- Instructions for the task -
Pick the lines holding the string "JSON" out of the records and copy them.

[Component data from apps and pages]

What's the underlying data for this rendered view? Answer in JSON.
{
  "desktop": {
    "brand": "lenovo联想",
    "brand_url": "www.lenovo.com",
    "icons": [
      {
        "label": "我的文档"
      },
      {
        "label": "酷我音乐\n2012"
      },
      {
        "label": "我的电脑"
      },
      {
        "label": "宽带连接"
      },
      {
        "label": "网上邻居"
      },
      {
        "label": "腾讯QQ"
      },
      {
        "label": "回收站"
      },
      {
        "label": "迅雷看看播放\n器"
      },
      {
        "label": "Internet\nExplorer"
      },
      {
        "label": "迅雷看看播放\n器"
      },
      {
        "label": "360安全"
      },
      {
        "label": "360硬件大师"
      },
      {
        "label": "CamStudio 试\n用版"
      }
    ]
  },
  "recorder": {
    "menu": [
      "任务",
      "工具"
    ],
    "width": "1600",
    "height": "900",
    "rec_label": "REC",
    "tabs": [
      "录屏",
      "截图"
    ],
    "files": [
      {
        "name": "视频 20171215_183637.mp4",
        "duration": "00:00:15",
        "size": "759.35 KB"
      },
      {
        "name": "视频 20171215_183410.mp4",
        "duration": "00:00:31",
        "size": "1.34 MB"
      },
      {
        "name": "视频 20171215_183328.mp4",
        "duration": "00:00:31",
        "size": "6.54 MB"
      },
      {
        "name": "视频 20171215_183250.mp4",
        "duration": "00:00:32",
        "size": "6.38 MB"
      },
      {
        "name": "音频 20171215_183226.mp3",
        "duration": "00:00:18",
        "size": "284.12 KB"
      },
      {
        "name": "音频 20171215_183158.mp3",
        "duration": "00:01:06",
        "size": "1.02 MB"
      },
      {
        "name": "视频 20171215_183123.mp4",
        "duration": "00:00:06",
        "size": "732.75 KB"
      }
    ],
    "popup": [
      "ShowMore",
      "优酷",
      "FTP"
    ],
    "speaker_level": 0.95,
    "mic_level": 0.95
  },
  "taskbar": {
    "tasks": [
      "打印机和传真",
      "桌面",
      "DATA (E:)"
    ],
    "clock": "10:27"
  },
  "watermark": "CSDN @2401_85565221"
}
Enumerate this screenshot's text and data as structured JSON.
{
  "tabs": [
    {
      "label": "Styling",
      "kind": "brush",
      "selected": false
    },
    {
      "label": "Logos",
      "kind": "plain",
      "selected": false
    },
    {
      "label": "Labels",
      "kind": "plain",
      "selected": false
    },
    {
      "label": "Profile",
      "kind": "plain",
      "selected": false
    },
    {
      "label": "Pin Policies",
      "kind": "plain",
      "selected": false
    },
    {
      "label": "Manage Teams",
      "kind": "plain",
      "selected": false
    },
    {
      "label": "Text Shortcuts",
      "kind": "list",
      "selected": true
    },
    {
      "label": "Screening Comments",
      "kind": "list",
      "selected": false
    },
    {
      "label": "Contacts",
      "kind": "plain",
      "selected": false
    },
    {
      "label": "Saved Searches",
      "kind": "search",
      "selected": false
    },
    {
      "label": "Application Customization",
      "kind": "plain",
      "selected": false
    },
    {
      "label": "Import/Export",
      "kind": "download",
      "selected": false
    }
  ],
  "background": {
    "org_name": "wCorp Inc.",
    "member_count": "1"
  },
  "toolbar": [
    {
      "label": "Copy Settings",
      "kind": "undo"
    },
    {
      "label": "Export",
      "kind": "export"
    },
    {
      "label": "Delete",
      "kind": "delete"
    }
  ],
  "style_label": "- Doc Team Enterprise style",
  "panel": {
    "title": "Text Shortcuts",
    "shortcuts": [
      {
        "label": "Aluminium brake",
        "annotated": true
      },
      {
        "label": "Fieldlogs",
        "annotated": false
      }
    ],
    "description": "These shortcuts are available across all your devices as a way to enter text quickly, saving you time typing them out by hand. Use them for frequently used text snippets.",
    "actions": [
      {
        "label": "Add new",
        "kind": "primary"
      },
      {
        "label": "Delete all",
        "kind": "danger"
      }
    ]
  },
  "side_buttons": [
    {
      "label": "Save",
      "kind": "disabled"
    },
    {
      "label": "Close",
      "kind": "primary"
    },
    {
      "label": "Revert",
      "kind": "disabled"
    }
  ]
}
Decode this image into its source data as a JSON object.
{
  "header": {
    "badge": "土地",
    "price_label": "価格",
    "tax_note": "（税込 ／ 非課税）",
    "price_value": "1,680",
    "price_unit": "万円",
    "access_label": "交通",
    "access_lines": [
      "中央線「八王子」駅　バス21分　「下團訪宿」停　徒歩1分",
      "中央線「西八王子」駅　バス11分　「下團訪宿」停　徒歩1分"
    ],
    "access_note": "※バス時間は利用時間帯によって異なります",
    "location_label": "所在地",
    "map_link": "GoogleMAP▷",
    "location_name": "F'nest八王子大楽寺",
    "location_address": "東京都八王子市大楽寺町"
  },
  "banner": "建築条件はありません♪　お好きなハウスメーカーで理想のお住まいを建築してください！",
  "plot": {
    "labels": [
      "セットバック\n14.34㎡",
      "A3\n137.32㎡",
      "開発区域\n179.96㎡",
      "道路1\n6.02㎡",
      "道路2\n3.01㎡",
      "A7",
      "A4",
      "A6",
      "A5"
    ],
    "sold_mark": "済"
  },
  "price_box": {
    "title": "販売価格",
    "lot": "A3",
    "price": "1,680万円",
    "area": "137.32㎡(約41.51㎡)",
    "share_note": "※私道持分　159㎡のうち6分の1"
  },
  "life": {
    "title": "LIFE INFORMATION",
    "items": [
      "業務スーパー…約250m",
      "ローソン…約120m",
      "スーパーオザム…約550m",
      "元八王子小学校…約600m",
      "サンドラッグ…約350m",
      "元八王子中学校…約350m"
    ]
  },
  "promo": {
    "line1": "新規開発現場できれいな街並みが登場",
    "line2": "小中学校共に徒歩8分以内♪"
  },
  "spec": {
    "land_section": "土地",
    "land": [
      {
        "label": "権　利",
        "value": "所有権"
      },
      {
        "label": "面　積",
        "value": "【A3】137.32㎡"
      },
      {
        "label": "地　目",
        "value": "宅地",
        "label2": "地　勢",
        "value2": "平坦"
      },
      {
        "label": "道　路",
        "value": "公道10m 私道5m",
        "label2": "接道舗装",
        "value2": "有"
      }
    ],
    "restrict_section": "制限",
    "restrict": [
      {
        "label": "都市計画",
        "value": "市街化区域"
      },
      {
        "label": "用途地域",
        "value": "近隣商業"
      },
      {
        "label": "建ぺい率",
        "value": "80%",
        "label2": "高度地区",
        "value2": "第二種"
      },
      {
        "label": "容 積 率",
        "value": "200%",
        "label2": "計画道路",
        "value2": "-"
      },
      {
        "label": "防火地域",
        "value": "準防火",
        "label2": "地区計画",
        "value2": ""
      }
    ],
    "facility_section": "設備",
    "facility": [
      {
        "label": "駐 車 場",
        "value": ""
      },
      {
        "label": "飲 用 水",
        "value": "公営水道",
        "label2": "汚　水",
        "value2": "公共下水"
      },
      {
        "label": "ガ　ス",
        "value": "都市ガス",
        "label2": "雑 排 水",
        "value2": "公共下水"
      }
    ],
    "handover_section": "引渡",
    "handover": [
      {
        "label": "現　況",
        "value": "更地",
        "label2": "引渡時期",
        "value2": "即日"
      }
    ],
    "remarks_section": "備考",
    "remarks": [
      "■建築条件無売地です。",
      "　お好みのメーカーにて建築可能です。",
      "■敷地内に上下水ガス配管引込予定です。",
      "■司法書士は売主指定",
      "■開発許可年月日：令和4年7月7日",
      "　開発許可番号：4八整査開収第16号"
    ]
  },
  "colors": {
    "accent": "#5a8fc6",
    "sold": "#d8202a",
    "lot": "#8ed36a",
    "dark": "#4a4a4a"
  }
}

- Response -
What's the underlying data for this rendered view? Answer in JSON.
Enumerate this screenshot's text and data as structured JSON.
Decode this image into its source data as a JSON object.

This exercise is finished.